▶ _Entries provided_:
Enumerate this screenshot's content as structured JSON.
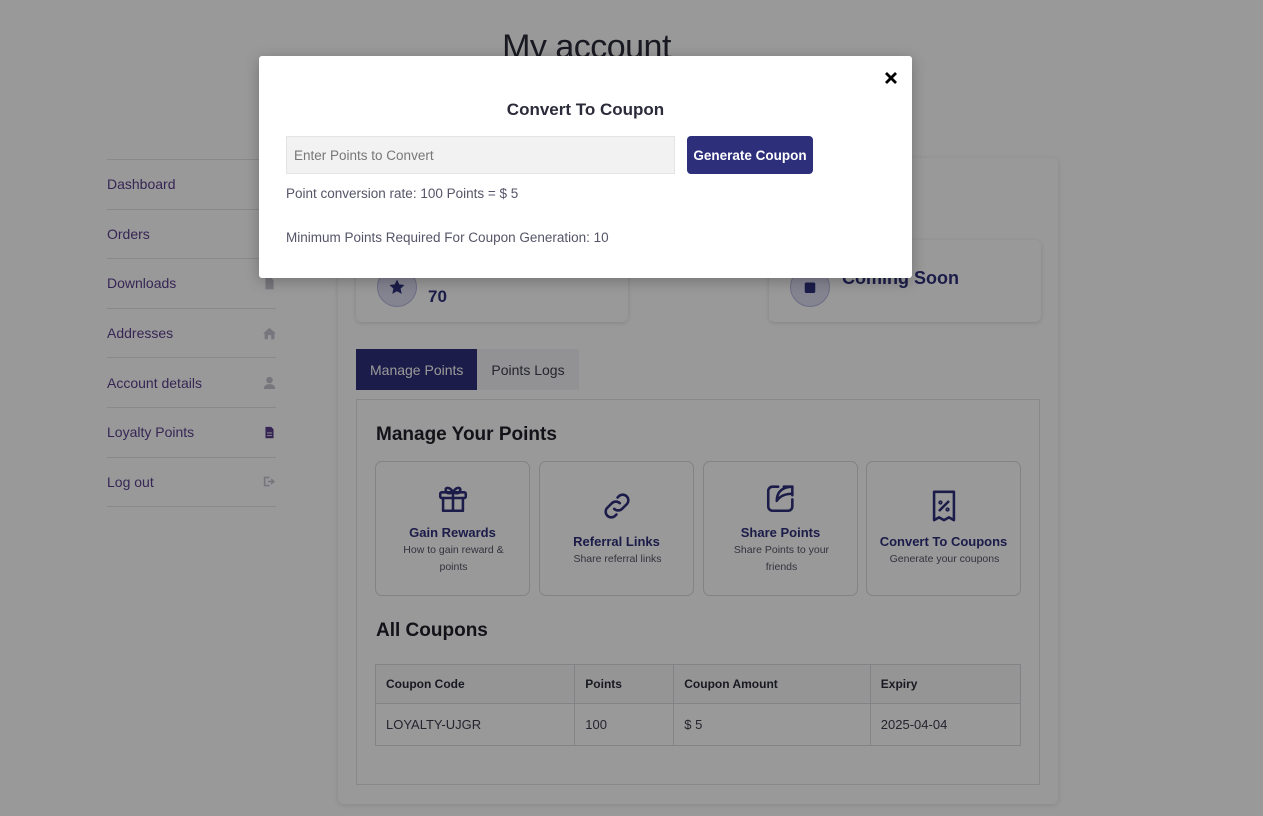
{
  "page": {
    "title": "My account"
  },
  "sidebar": {
    "items": [
      {
        "label": "Dashboard",
        "icon": "dashboard-icon"
      },
      {
        "label": "Orders",
        "icon": "cart-icon"
      },
      {
        "label": "Downloads",
        "icon": "file-icon"
      },
      {
        "label": "Addresses",
        "icon": "home-icon"
      },
      {
        "label": "Account details",
        "icon": "user-icon"
      },
      {
        "label": "Loyalty Points",
        "icon": "document-icon",
        "active": true
      },
      {
        "label": "Log out",
        "icon": "logout-icon"
      }
    ]
  },
  "stats": {
    "points_value": "70",
    "coming_soon": "Coming Soon"
  },
  "tabs": {
    "manage": "Manage Points",
    "logs": "Points Logs"
  },
  "manage": {
    "title": "Manage Your Points",
    "cards": [
      {
        "title": "Gain Rewards",
        "desc": "How to gain reward & points",
        "icon": "gift-icon"
      },
      {
        "title": "Referral Links",
        "desc": "Share referral links",
        "icon": "link-icon"
      },
      {
        "title": "Share Points",
        "desc": "Share Points to your friends",
        "icon": "share-icon"
      },
      {
        "title": "Convert To Coupons",
        "desc": "Generate your coupons",
        "icon": "coupon-icon"
      }
    ]
  },
  "coupons": {
    "title": "All Coupons",
    "headers": [
      "Coupon Code",
      "Points",
      "Coupon Amount",
      "Expiry"
    ],
    "rows": [
      [
        "LOYALTY-UJGR",
        "100",
        "$ 5",
        "2025-04-04"
      ]
    ]
  },
  "modal": {
    "title": "Convert To Coupon",
    "input_placeholder": "Enter Points to Convert",
    "button_label": "Generate Coupon",
    "rate_text": "Point conversion rate: 100 Points = $ 5",
    "minimum_text": "Minimum Points Required For Coupon Generation: 10"
  },
  "colors": {
    "accent": "#2d2f7a",
    "nav_link": "#5b3f8c",
    "overlay": "rgba(0,0,0,0.4)"
  }
}
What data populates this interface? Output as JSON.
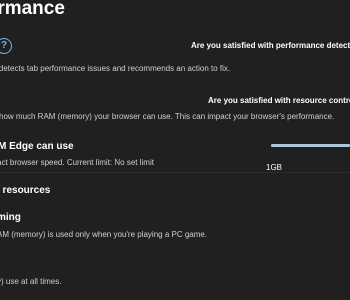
{
  "header": {
    "title": "rformance"
  },
  "performance_detector": {
    "help_icon": "question-circle-icon",
    "feedback": "Are you satisfied with performance detector?",
    "description": "r detects tab performance issues and recommends an action to fix."
  },
  "resource_controls": {
    "feedback": "Are you satisfied with resource controls?",
    "description": "how much RAM (memory) your browser can use. This can impact your browser's performance."
  },
  "ram_limit": {
    "title": "M Edge can use",
    "description": "act browser speed. Current limit: No set limit",
    "slider": {
      "min_label": "1GB",
      "level_percent": 100,
      "accent_color": "#a8c8ea"
    }
  },
  "resources": {
    "title": "l resources"
  },
  "gaming": {
    "title": "ming",
    "description": "AM (memory) is used only when you're playing a PC game."
  },
  "always": {
    "description": "y) use at all times."
  }
}
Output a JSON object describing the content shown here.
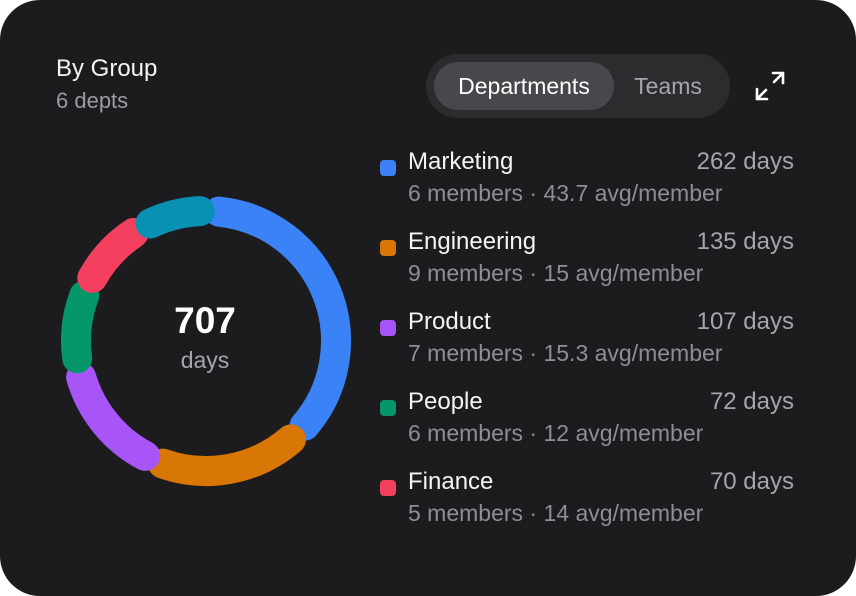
{
  "header": {
    "title": "By Group",
    "subtitle": "6 depts"
  },
  "toggle": {
    "options": [
      "Departments",
      "Teams"
    ],
    "selected": "Departments"
  },
  "expand_icon": "expand-icon",
  "total": {
    "value": "707",
    "unit": "days"
  },
  "groups": [
    {
      "name": "Marketing",
      "value_label": "262 days",
      "meta": "6 members · 43.7 avg/member",
      "value": 262,
      "color": "#3b82f6"
    },
    {
      "name": "Engineering",
      "value_label": "135 days",
      "meta": "9 members · 15 avg/member",
      "value": 135,
      "color": "#d97706"
    },
    {
      "name": "Product",
      "value_label": "107 days",
      "meta": "7 members · 15.3 avg/member",
      "value": 107,
      "color": "#a855f7"
    },
    {
      "name": "People",
      "value_label": "72 days",
      "meta": "6 members · 12 avg/member",
      "value": 72,
      "color": "#059669"
    },
    {
      "name": "Finance",
      "value_label": "70 days",
      "meta": "5 members · 14 avg/member",
      "value": 70,
      "color": "#f43f5e"
    }
  ],
  "chart_data": {
    "type": "pie",
    "style": "donut",
    "categories": [
      "Marketing",
      "Engineering",
      "Product",
      "People",
      "Finance",
      ""
    ],
    "values": [
      262,
      135,
      107,
      72,
      70,
      61
    ],
    "colors": [
      "#3b82f6",
      "#d97706",
      "#a855f7",
      "#059669",
      "#f43f5e",
      "#0891b2"
    ],
    "center_value": "707",
    "center_label": "days"
  }
}
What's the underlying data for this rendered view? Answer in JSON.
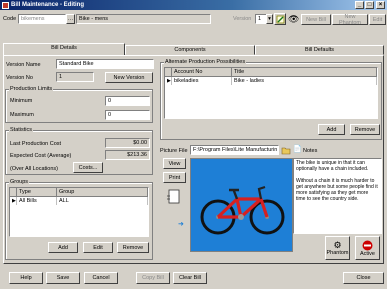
{
  "window": {
    "title": "Bill Maintenance - Editing",
    "min": "_",
    "max": "□",
    "close": "×"
  },
  "header": {
    "code_label": "Code",
    "code_value": "bikemens",
    "code_desc": "Bike - mens",
    "version_label": "Version",
    "version_value": "1",
    "new_bill": "New Bill",
    "new_phantom": "New Phantom",
    "edit": "Edit"
  },
  "tabs": [
    "Bill Details",
    "Components",
    "Bill Defaults"
  ],
  "details": {
    "version_name_label": "Version Name",
    "version_name": "Standard Bike",
    "version_no_label": "Version No",
    "version_no": "1",
    "new_version": "New Version",
    "limits_title": "Production Limits",
    "minimum_label": "Minimum",
    "minimum": "0",
    "maximum_label": "Maximum",
    "maximum": "0",
    "stats_title": "Statistics",
    "last_cost_label": "Last Production Cost",
    "last_cost": "$0.00",
    "expected_cost_label": "Expected Cost (Average)",
    "expected_cost": "$213.36",
    "over_all_label": "(Over All Locations)",
    "costs_button": "Costs...",
    "groups_title": "Groups",
    "groups_columns": [
      "Type",
      "Group"
    ],
    "groups_rows": [
      [
        "All Bills",
        "ALL"
      ]
    ],
    "add": "Add",
    "edit": "Edit",
    "remove": "Remove"
  },
  "alternate": {
    "title": "Alternate Production Possibilities",
    "columns": [
      "Account No",
      "Title"
    ],
    "rows": [
      [
        "bikeladies",
        "Bike - ladies"
      ]
    ],
    "add": "Add",
    "remove": "Remove"
  },
  "picture": {
    "label": "Picture File",
    "path": "F:\\Program Files\\Lite Manufacturin",
    "notes_label": "Notes",
    "view": "View",
    "print": "Print",
    "notes_text": "The bike is unique in that it can optionally have a chain included.\n\nWithout a chain it is much harder to get anywhere but some people find it more satisfying as they get more time to see the country side."
  },
  "phantom": "Phantom",
  "active": "Active",
  "footer": {
    "help": "Help",
    "save": "Save",
    "cancel": "Cancel",
    "copy_bill": "Copy Bill",
    "clear_bill": "Clear Bill",
    "close": "Close"
  },
  "colors": {
    "title_start": "#0a246a",
    "bike_bg": "#1e7fd6",
    "bike_frame": "#d62020",
    "active_red": "#cc0000"
  }
}
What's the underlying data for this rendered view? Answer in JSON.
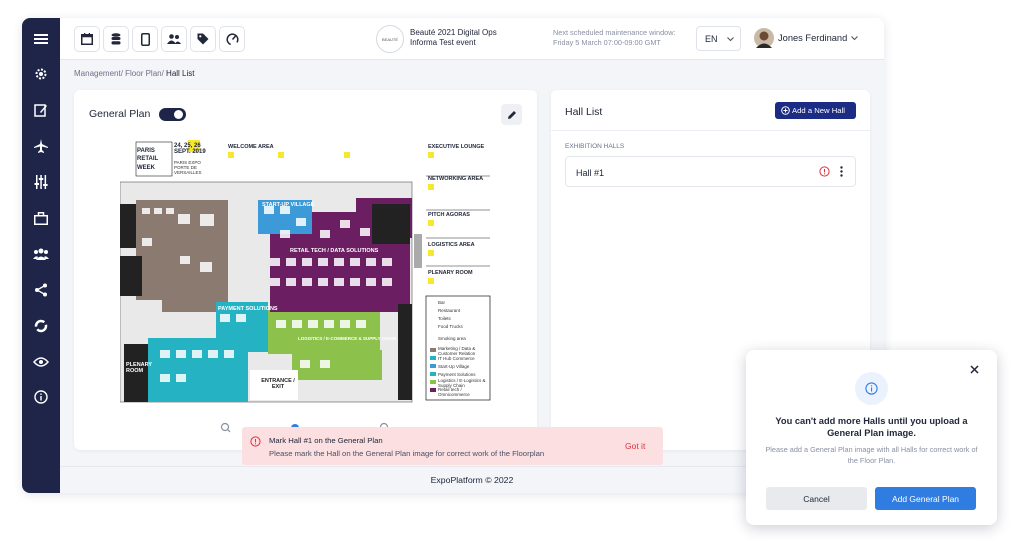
{
  "topbar": {
    "event_badge": "BEAUTÉ",
    "event_title": "Beauté 2021 Digital Ops",
    "event_subtitle": "Informa Test event",
    "maintenance_label": "Next scheduled maintenance window:",
    "maintenance_time": "Friday 5 March 07:00-09:00 GMT",
    "language": "EN",
    "user_name": "Jones Ferdinand"
  },
  "breadcrumb": {
    "part1": "Management/ ",
    "part2": "Floor Plan/ ",
    "current": "Hall List"
  },
  "general_plan": {
    "label": "General Plan",
    "toggle_on": true
  },
  "floorplan": {
    "dates": "24, 25, 26 SEPT. 2019",
    "event_lines": [
      "PARIS",
      "RETAIL",
      "WEEK"
    ],
    "venue": "PARIS EXPO PORTE DE VERSAILLES",
    "legend_headers": [
      "WELCOME AREA",
      "EXECUTIVE LOUNGE",
      "NETWORKING AREA",
      "PITCH AGORAS",
      "LOGISTICS AREA",
      "PLENARY ROOM"
    ],
    "zone_labels": [
      "START-UP VILLAGE",
      "PAYMENT SOLUTIONS",
      "RETAIL TECH / DATA SOLUTIONS",
      "ENTRANCE / EXIT",
      "PLENARY ROOM",
      "LOGISTICS / E-COMMERCE & SUPPLY CHAIN"
    ],
    "legend_items": [
      "Bar",
      "Restaurant",
      "Toilets",
      "Food Trucks",
      "Smoking area",
      "Marketing / Data & Customer Relation",
      "IT Hub Commerce",
      "Start-Up Village",
      "Payment Solutions",
      "Logistics / E-Logistics & Supply Chain",
      "Retail tech / Omnicommerce"
    ]
  },
  "hall_list": {
    "title": "Hall List",
    "add_button": "Add a New Hall",
    "section_label": "EXHIBITION HALLS",
    "halls": [
      "Hall #1"
    ]
  },
  "toast": {
    "title": "Mark Hall #1 on the General Plan",
    "message": "Please mark the Hall on the General Plan image for correct work of the Floorplan",
    "action": "Got it"
  },
  "footer": "ExpoPlatform © 2022",
  "modal": {
    "title": "You can't add more Halls until you upload a General Plan image.",
    "body": "Please add a General Plan image with all Halls for correct work of the Floor Plan.",
    "cancel": "Cancel",
    "confirm": "Add General Plan"
  },
  "colors": {
    "sidebar": "#1e2549",
    "primary": "#1c2c84",
    "accent_blue": "#2f7de1",
    "toggle": "#1e2549",
    "error": "#e0313b",
    "zone_brown": "#8a7a6f",
    "zone_purple": "#6c1e63",
    "zone_teal": "#25b3c4",
    "zone_green": "#8cc14b",
    "zone_blue": "#3b9ad7"
  }
}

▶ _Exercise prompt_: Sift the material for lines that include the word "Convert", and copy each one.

▶ _Your response_:
        "title": "Convert To Coupons",
    "title": "Convert To Coupon",
    "input_placeholder": "Enter Points to Convert",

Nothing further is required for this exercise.